Items from an interface collection
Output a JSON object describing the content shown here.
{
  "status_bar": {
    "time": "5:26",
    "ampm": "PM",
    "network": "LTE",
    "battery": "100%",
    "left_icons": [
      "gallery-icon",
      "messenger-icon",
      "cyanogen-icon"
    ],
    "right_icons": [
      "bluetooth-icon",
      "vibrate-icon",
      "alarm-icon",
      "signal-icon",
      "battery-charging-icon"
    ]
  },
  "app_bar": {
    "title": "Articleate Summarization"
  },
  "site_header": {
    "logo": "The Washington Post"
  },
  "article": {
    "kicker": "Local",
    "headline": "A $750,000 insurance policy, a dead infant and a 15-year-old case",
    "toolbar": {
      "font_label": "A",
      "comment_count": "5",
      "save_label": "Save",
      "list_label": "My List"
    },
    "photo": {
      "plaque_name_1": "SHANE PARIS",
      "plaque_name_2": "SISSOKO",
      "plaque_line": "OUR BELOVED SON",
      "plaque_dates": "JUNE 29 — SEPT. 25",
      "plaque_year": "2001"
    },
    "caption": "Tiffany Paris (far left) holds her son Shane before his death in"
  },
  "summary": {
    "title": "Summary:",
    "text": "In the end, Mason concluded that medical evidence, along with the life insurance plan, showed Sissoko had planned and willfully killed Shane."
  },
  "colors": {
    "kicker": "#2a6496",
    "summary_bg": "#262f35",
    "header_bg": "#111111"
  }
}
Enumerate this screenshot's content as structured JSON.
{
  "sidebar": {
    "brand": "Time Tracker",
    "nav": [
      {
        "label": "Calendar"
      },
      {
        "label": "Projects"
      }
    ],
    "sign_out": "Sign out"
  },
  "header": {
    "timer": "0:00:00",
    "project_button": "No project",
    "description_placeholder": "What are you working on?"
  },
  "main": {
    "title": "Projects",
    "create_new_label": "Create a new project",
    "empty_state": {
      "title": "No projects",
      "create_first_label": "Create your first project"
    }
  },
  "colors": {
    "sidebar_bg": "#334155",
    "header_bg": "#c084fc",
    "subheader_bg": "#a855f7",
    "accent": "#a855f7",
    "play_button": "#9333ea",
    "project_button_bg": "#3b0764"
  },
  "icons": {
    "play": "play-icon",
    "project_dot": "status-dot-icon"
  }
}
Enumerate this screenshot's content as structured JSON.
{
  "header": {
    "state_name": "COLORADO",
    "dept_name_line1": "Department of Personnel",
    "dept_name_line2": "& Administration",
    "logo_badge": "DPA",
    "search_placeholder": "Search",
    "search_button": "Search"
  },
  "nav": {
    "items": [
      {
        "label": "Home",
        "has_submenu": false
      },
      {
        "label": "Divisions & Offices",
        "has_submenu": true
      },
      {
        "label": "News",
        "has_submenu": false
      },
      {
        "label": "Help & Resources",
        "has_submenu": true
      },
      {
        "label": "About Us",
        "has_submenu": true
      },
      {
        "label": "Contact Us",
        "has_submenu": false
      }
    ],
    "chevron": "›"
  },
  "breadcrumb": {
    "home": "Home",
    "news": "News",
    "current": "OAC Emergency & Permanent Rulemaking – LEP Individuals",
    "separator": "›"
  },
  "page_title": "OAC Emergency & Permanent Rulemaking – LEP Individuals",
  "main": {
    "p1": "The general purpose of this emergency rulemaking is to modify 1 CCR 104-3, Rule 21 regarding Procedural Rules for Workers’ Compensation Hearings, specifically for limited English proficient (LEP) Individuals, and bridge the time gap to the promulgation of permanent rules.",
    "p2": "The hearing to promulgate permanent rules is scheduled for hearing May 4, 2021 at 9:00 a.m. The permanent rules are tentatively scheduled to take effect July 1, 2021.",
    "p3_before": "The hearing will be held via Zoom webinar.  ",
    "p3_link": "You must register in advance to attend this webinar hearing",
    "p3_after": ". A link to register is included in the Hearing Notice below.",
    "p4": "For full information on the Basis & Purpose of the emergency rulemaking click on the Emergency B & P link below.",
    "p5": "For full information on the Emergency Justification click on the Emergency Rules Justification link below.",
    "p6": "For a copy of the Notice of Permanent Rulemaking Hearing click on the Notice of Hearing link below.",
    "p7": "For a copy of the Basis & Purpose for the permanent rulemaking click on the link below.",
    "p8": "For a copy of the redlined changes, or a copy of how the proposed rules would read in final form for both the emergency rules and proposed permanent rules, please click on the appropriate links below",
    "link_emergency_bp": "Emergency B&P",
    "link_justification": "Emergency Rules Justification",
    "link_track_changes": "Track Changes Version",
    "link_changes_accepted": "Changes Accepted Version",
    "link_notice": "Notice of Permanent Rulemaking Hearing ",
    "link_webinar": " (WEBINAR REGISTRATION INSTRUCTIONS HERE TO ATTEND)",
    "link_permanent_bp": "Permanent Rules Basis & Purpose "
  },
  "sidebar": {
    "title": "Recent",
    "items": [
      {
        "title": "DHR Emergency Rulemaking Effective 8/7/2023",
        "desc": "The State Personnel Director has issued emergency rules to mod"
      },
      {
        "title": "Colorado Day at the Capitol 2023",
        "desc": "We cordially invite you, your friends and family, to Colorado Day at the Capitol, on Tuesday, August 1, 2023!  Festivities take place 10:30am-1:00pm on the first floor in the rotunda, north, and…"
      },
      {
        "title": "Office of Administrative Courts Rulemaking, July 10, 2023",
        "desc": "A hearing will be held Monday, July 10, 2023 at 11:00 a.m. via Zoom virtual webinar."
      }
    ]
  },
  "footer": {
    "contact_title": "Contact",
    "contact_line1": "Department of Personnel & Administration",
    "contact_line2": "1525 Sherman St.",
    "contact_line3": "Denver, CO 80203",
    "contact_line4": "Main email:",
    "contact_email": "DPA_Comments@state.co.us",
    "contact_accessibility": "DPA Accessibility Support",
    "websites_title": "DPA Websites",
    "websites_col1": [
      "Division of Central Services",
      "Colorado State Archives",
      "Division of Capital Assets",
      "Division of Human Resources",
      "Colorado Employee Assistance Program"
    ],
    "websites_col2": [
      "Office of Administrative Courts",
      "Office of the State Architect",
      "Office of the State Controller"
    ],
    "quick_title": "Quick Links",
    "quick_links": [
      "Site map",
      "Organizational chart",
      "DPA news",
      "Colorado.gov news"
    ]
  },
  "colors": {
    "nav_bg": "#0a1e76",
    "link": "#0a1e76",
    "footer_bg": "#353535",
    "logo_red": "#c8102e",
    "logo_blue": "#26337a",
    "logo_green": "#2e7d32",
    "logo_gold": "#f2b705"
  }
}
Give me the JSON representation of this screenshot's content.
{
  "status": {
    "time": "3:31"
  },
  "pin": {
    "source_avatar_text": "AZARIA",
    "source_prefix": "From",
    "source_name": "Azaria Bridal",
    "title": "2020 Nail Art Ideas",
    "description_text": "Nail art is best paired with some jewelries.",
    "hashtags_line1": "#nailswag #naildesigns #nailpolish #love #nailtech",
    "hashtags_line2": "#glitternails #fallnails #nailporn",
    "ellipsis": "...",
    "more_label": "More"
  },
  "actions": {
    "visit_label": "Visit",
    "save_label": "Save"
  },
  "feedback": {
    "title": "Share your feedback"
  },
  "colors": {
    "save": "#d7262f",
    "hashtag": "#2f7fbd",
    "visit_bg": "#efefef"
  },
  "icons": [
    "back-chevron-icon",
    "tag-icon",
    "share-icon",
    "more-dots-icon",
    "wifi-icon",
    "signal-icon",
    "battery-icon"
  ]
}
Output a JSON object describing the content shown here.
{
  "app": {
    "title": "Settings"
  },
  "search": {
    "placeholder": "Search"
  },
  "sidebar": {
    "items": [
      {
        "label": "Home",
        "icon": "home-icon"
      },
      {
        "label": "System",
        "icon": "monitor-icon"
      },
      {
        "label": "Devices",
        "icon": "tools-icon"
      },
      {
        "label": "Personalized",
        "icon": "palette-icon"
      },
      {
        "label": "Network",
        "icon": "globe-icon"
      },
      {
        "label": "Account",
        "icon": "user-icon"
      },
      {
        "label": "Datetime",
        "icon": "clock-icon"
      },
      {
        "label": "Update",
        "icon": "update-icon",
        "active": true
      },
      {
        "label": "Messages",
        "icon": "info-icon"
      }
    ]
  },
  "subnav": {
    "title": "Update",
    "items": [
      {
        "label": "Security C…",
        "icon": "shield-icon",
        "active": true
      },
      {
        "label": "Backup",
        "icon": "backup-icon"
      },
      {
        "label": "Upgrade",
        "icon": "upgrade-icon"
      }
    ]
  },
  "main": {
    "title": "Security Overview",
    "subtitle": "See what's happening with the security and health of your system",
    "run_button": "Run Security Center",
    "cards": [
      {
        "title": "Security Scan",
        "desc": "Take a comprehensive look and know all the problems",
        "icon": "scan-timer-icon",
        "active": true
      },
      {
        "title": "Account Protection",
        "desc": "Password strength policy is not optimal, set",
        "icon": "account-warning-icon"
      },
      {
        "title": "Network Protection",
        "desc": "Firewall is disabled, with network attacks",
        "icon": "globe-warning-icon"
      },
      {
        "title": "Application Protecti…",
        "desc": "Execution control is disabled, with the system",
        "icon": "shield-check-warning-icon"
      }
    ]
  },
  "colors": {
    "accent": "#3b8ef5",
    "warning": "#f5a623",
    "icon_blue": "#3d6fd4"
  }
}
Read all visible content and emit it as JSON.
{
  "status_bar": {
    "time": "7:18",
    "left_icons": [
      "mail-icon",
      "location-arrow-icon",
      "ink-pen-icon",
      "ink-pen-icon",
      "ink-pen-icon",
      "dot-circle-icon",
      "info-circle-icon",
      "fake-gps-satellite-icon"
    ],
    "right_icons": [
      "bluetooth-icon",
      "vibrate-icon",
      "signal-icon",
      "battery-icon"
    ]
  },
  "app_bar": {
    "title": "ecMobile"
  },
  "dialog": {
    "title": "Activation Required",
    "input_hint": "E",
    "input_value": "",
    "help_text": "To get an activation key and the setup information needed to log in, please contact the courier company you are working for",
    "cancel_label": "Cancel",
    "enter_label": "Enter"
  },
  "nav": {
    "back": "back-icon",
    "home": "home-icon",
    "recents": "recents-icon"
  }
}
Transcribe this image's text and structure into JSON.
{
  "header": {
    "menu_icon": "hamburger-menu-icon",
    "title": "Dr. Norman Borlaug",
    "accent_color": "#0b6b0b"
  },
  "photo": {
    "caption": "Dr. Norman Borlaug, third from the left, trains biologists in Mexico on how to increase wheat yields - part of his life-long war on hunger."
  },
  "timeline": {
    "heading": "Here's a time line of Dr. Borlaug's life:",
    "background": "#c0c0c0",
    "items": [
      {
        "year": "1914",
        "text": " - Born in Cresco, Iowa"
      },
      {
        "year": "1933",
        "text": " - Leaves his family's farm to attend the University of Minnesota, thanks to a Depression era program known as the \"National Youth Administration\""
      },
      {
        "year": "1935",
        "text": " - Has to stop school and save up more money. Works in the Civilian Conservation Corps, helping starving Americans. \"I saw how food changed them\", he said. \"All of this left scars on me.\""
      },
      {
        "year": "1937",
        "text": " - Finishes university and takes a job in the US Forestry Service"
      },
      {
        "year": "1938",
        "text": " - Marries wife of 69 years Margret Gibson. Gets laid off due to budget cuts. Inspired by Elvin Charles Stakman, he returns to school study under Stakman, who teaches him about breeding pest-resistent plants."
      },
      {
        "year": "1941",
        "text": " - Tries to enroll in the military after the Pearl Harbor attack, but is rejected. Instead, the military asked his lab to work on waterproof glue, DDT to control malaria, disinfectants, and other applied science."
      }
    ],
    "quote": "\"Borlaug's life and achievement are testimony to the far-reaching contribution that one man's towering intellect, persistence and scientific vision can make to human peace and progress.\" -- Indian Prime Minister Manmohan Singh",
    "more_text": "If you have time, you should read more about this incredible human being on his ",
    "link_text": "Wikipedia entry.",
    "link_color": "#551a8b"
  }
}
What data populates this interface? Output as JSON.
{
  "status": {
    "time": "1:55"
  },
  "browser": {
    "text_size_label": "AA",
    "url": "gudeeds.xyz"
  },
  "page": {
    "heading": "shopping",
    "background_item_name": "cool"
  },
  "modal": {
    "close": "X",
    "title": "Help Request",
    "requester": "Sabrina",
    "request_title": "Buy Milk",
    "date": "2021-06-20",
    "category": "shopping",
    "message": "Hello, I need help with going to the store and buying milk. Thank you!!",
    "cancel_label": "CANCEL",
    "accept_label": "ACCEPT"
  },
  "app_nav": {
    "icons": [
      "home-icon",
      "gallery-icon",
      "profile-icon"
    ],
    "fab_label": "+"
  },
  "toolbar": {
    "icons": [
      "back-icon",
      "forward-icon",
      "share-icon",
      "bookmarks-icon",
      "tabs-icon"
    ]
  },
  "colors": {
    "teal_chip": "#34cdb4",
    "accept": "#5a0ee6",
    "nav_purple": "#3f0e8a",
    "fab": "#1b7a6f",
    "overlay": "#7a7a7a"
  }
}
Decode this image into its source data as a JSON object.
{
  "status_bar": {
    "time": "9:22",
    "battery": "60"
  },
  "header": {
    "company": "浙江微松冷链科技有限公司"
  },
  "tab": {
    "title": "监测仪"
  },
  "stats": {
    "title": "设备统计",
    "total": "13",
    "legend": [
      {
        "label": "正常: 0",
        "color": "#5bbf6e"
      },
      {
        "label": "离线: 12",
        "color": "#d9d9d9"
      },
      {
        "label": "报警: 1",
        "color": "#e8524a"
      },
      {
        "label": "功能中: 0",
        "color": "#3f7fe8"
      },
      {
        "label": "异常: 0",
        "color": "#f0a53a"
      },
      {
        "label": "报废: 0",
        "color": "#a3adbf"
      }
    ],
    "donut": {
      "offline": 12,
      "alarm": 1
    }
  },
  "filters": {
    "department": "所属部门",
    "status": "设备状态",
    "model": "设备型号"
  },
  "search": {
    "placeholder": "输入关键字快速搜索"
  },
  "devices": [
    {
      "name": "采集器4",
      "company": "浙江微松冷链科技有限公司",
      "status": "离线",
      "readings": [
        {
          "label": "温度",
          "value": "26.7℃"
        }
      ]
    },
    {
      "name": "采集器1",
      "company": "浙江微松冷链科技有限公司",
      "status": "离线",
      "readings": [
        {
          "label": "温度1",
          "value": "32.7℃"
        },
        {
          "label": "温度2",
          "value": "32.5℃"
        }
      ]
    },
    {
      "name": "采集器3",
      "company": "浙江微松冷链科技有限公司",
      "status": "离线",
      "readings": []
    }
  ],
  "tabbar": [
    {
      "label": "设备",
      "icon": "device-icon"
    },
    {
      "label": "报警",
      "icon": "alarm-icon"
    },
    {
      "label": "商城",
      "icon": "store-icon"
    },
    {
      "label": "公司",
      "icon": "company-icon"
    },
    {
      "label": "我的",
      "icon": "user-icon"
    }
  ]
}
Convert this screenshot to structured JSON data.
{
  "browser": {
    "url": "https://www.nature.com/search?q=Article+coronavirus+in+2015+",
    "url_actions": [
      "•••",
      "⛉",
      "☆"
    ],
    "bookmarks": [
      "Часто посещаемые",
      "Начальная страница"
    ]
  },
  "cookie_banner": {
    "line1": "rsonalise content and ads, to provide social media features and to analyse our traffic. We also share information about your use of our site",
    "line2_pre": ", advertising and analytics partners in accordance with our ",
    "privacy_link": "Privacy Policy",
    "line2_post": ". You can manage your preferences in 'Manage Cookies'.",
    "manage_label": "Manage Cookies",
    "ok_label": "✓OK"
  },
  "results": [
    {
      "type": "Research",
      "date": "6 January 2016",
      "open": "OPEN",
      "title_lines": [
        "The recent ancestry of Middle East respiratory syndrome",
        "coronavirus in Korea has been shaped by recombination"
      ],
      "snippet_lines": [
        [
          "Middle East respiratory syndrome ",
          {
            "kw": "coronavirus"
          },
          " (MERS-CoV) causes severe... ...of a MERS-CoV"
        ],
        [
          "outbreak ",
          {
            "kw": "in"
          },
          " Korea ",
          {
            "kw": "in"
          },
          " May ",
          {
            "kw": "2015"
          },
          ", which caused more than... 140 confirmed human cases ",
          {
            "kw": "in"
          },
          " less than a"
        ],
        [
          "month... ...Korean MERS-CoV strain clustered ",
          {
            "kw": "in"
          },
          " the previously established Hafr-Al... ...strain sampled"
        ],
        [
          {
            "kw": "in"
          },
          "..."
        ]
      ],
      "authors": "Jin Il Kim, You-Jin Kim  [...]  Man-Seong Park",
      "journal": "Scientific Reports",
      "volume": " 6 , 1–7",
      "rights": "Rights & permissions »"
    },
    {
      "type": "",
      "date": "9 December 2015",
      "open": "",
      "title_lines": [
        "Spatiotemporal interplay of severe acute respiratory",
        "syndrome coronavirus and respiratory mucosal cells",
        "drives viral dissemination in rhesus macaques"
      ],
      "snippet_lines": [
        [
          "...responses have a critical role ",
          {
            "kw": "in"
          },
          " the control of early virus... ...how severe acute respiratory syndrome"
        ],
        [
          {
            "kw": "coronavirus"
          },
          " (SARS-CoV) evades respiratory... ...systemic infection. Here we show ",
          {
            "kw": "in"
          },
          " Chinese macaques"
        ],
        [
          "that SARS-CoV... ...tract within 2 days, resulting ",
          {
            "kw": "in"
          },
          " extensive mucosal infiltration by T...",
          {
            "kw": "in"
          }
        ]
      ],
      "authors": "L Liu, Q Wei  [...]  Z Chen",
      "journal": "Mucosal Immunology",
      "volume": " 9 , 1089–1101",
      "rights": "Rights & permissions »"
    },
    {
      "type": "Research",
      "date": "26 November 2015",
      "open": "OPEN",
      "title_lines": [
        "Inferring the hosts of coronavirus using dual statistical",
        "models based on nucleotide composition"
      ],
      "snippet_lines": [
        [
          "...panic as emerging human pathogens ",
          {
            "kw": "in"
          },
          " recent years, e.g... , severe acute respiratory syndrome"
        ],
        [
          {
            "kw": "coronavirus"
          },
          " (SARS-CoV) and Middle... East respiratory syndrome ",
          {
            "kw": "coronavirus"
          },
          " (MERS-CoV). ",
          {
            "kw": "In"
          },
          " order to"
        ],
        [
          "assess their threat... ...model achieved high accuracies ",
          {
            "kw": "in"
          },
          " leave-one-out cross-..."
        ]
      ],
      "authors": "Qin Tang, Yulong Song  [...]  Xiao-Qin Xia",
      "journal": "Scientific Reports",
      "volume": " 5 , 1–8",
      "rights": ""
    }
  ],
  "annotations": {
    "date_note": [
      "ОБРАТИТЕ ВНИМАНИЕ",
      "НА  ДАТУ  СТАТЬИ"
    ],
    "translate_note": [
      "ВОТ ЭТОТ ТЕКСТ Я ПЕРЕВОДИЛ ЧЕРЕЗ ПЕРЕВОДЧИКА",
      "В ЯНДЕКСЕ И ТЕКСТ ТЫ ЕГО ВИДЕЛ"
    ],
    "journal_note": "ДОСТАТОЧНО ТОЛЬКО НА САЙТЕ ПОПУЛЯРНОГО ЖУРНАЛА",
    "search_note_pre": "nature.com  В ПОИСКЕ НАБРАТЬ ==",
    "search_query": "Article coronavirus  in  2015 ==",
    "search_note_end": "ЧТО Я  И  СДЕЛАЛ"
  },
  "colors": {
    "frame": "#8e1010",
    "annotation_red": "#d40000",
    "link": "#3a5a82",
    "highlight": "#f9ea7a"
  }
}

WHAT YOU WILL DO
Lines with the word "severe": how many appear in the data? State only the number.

WRITTEN SOLUTION
4